◆ Supplied records:

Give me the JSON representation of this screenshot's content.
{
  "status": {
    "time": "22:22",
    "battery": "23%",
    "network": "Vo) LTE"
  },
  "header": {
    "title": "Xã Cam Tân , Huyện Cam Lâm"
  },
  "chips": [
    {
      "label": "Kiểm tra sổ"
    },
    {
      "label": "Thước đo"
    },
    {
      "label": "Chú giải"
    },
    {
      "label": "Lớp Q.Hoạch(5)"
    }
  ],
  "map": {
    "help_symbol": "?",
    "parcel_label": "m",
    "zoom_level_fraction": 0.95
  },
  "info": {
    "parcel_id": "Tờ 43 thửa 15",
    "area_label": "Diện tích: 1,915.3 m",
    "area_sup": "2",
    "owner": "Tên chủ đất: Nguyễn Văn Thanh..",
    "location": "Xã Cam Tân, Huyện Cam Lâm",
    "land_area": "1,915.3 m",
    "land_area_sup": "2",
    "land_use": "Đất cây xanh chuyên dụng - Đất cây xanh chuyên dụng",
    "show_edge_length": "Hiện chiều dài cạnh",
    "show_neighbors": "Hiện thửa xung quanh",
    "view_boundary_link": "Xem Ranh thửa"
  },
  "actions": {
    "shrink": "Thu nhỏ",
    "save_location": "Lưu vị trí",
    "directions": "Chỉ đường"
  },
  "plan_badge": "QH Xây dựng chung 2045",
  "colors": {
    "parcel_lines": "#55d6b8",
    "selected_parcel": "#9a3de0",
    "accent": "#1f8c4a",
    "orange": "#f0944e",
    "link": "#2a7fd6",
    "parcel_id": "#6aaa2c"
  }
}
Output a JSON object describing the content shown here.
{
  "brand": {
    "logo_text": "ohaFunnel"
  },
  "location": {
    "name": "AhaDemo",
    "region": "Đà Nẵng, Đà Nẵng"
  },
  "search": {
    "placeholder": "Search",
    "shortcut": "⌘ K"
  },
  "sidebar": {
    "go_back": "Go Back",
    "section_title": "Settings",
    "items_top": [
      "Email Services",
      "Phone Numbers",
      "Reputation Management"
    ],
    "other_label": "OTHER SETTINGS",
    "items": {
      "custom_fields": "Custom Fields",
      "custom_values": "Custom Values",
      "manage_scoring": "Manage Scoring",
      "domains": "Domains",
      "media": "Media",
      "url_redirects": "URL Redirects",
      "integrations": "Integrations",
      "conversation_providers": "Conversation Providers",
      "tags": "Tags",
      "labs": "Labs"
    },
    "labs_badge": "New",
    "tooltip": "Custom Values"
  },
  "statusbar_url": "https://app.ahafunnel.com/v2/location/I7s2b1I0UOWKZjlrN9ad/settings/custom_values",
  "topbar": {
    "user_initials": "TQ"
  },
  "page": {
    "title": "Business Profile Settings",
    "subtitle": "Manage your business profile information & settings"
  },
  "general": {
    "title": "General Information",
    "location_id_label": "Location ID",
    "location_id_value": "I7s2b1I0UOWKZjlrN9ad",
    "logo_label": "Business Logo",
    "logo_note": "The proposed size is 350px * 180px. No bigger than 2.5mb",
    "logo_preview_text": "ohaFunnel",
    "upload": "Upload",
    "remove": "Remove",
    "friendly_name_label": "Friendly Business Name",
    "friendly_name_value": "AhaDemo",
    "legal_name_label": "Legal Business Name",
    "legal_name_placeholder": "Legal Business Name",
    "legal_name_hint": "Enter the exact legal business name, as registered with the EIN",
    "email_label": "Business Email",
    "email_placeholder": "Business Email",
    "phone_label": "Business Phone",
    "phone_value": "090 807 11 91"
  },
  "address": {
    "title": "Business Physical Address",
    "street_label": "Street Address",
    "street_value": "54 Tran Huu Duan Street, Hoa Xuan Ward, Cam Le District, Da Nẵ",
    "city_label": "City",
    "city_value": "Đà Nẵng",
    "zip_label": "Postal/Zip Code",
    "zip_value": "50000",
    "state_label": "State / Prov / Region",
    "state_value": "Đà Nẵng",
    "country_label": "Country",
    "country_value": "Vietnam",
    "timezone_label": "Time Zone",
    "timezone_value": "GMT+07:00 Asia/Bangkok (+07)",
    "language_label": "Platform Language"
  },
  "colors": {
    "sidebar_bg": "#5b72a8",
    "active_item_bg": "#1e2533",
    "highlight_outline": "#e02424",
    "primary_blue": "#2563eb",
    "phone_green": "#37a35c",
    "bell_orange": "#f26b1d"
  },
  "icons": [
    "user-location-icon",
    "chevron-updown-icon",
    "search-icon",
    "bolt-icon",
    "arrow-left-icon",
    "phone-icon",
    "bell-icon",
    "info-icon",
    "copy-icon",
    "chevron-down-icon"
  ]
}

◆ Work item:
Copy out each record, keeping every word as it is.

◆ Solution for this exercise:
Give me the JSON representation of this screenshot's content.
{
  "status": {
    "time": "22:22",
    "battery": "23%",
    "network": "Vo) LTE"
  },
  "header": {
    "title": "Xã Cam Tân , Huyện Cam Lâm"
  },
  "chips": [
    {
      "label": "Kiểm tra sổ"
    },
    {
      "label": "Thước đo"
    },
    {
      "label": "Chú giải"
    },
    {
      "label": "Lớp Q.Hoạch(5)"
    }
  ],
  "map": {
    "help_symbol": "?",
    "parcel_label": "m",
    "zoom_level_fraction": 0.95
  },
  "info": {
    "parcel_id": "Tờ 43 thửa 15",
    "area_label": "Diện tích: 1,915.3 m",
    "area_sup": "2",
    "owner": "Tên chủ đất: Nguyễn Văn Thanh..",
    "location": "Xã Cam Tân, Huyện Cam Lâm",
    "land_area": "1,915.3 m",
    "land_area_sup": "2",
    "land_use": "Đất cây xanh chuyên dụng - Đất cây xanh chuyên dụng",
    "show_edge_length": "Hiện chiều dài cạnh",
    "show_neighbors": "Hiện thửa xung quanh",
    "view_boundary_link": "Xem Ranh thửa"
  },
  "actions": {
    "shrink": "Thu nhỏ",
    "save_location": "Lưu vị trí",
    "directions": "Chỉ đường"
  },
  "plan_badge": "QH Xây dựng chung 2045",
  "colors": {
    "parcel_lines": "#55d6b8",
    "selected_parcel": "#9a3de0",
    "accent": "#1f8c4a",
    "orange": "#f0944e",
    "link": "#2a7fd6",
    "parcel_id": "#6aaa2c"
  }
}
Output a JSON object describing the content shown here.
{
  "brand": {
    "logo_text": "ohaFunnel"
  },
  "location": {
    "name": "AhaDemo",
    "region": "Đà Nẵng, Đà Nẵng"
  },
  "search": {
    "placeholder": "Search",
    "shortcut": "⌘ K"
  },
  "sidebar": {
    "go_back": "Go Back",
    "section_title": "Settings",
    "items_top": [
      "Email Services",
      "Phone Numbers",
      "Reputation Management"
    ],
    "other_label": "OTHER SETTINGS",
    "items": {
      "custom_fields": "Custom Fields",
      "custom_values": "Custom Values",
      "manage_scoring": "Manage Scoring",
      "domains": "Domains",
      "media": "Media",
      "url_redirects": "URL Redirects",
      "integrations": "Integrations",
      "conversation_providers": "Conversation Providers",
      "tags": "Tags",
      "labs": "Labs"
    },
    "labs_badge": "New",
    "tooltip": "Custom Values"
  },
  "statusbar_url": "https://app.ahafunnel.com/v2/location/I7s2b1I0UOWKZjlrN9ad/settings/custom_values",
  "topbar": {
    "user_initials": "TQ"
  },
  "page": {
    "title": "Business Profile Settings",
    "subtitle": "Manage your business profile information & settings"
  },
  "general": {
    "title": "General Information",
    "location_id_label": "Location ID",
    "location_id_value": "I7s2b1I0UOWKZjlrN9ad",
    "logo_label": "Business Logo",
    "logo_note": "The proposed size is 350px * 180px. No bigger than 2.5mb",
    "logo_preview_text": "ohaFunnel",
    "upload": "Upload",
    "remove": "Remove",
    "friendly_name_label": "Friendly Business Name",
    "friendly_name_value": "AhaDemo",
    "legal_name_label": "Legal Business Name",
    "legal_name_placeholder": "Legal Business Name",
    "legal_name_hint": "Enter the exact legal business name, as registered with the EIN",
    "email_label": "Business Email",
    "email_placeholder": "Business Email",
    "phone_label": "Business Phone",
    "phone_value": "090 807 11 91"
  },
  "address": {
    "title": "Business Physical Address",
    "street_label": "Street Address",
    "street_value": "54 Tran Huu Duan Street, Hoa Xuan Ward, Cam Le District, Da Nẵ",
    "city_label": "City",
    "city_value": "Đà Nẵng",
    "zip_label": "Postal/Zip Code",
    "zip_value": "50000",
    "state_label": "State / Prov / Region",
    "state_value": "Đà Nẵng",
    "country_label": "Country",
    "country_value": "Vietnam",
    "timezone_label": "Time Zone",
    "timezone_value": "GMT+07:00 Asia/Bangkok (+07)",
    "language_label": "Platform Language"
  },
  "colors": {
    "sidebar_bg": "#5b72a8",
    "active_item_bg": "#1e2533",
    "highlight_outline": "#e02424",
    "primary_blue": "#2563eb",
    "phone_green": "#37a35c",
    "bell_orange": "#f26b1d"
  },
  "icons": [
    "user-location-icon",
    "chevron-updown-icon",
    "search-icon",
    "bolt-icon",
    "arrow-left-icon",
    "phone-icon",
    "bell-icon",
    "info-icon",
    "copy-icon",
    "chevron-down-icon"
  ]
}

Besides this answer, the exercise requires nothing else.